=== YOUR GOAL ===
From the listing below, copy every line with the word "слайда".

◇ ◇ ◇ ◇

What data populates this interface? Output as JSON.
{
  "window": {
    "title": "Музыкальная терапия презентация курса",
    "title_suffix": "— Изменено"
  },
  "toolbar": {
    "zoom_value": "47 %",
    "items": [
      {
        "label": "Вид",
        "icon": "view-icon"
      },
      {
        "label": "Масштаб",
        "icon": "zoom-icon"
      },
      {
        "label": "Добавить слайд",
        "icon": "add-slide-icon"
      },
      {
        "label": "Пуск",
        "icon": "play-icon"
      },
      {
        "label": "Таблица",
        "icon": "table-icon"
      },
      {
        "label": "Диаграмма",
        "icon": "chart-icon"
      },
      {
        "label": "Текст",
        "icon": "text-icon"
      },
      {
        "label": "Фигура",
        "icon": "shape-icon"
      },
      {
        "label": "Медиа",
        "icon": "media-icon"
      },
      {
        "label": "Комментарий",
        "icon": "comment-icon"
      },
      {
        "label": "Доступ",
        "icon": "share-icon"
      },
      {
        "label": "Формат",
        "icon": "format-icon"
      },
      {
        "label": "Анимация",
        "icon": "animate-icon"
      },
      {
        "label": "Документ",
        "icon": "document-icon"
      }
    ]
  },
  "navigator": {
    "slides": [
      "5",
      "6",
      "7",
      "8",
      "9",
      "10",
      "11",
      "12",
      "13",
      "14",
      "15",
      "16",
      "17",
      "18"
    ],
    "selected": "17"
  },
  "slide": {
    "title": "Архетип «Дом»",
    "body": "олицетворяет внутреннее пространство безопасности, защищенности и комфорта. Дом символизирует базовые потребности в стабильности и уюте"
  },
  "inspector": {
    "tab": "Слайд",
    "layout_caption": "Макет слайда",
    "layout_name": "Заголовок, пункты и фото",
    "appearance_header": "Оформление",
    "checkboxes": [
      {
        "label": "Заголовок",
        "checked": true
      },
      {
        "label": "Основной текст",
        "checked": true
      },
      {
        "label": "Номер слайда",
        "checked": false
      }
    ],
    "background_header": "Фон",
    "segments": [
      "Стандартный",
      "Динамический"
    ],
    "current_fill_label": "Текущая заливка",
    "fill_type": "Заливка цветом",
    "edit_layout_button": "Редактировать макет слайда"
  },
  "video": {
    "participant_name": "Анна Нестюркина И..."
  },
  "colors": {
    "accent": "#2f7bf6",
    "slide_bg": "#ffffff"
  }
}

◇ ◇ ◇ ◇

=== COMPLETED TASK ===
    "layout_caption": "Макет слайда",
        "label": "Номер слайда",
    "edit_layout_button": "Редактировать макет слайда"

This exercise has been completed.